[YOUR OBJECTIVE]: Show all lines below holding the string "visited".

GIVEN DATA: Begin

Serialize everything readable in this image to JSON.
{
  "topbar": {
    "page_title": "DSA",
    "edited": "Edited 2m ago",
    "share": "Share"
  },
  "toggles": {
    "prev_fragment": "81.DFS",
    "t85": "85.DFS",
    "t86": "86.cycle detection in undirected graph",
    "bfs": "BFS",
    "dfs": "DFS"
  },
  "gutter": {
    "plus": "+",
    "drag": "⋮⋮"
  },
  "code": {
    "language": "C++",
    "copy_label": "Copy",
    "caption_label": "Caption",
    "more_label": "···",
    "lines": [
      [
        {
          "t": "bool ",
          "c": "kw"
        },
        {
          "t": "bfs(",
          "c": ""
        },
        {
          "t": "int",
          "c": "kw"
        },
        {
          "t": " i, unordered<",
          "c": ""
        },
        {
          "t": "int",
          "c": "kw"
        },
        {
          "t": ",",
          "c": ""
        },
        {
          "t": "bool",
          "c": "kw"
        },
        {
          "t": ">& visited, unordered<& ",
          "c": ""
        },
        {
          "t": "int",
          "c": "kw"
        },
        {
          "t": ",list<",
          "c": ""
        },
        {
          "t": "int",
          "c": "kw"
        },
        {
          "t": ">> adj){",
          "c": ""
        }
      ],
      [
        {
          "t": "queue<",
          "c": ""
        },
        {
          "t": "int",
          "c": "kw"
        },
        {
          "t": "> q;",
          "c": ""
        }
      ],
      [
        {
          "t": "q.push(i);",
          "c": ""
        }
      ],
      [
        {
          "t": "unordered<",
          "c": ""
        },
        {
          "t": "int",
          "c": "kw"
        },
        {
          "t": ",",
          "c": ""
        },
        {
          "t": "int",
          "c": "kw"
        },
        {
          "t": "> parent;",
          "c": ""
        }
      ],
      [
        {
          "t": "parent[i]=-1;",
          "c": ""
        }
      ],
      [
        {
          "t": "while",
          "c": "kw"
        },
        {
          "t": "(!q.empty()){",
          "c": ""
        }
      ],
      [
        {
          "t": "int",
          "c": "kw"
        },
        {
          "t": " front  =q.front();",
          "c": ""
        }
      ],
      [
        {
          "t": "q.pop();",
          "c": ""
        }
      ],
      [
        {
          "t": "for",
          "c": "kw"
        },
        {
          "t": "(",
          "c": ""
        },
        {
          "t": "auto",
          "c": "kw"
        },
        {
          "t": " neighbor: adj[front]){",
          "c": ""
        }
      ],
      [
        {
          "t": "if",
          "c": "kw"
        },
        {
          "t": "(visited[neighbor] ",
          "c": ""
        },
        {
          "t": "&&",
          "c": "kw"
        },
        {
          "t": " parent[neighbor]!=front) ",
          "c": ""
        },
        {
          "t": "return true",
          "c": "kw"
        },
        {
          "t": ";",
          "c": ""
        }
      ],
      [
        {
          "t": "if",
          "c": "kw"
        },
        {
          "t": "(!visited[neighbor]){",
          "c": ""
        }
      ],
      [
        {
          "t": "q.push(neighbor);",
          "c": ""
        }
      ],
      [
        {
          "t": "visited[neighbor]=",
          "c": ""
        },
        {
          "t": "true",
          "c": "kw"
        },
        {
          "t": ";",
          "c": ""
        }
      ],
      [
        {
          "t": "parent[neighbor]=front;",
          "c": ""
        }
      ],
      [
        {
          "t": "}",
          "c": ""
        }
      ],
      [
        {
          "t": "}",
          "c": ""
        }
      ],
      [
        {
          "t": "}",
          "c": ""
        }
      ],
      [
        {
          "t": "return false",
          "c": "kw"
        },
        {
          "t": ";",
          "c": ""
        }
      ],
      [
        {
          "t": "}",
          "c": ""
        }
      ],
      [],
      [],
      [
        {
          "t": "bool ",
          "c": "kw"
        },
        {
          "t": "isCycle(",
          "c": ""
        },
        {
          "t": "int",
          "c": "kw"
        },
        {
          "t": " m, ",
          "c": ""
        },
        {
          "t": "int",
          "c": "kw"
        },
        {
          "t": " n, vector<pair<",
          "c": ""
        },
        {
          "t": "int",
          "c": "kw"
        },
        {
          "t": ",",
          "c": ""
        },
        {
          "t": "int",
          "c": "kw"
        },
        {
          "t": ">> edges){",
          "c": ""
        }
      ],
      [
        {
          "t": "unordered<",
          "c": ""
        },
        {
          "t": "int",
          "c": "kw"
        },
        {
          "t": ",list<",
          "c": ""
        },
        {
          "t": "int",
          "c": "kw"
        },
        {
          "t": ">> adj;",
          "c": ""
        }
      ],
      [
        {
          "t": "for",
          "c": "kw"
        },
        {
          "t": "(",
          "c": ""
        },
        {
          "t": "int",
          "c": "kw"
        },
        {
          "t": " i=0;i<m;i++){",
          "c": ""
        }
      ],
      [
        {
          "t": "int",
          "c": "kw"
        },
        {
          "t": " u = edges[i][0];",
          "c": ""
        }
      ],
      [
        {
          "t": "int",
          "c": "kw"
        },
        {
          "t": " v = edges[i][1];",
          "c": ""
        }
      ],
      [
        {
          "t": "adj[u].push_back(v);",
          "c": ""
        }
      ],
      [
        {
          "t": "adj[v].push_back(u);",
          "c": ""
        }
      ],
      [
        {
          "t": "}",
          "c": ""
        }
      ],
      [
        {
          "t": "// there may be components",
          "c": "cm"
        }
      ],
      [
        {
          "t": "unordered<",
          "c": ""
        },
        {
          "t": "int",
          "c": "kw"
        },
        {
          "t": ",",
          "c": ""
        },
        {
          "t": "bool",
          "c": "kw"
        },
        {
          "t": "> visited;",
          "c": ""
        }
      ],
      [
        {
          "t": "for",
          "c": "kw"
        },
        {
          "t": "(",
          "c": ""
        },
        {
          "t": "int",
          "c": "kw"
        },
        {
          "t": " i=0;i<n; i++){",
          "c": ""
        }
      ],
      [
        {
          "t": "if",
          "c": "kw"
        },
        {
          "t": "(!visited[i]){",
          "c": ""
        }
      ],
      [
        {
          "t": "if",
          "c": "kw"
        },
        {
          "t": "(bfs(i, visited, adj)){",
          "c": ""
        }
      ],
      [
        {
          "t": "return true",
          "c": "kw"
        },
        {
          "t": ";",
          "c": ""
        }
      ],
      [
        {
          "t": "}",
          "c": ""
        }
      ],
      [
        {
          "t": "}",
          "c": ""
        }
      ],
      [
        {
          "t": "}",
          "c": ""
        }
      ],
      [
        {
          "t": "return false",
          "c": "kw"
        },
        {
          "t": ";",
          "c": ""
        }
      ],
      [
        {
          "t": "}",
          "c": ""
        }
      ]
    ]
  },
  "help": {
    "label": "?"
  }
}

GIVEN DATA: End

[THE ANSWER]:
          "t": ">& visited, unordered<& ",
          "t": "(visited[neighbor] ",
          "t": "(!visited[neighbor]){",
          "t": "visited[neighbor]=",
          "t": "> visited;",
          "t": "(!visited[i]){",
          "t": "(bfs(i, visited, adj)){",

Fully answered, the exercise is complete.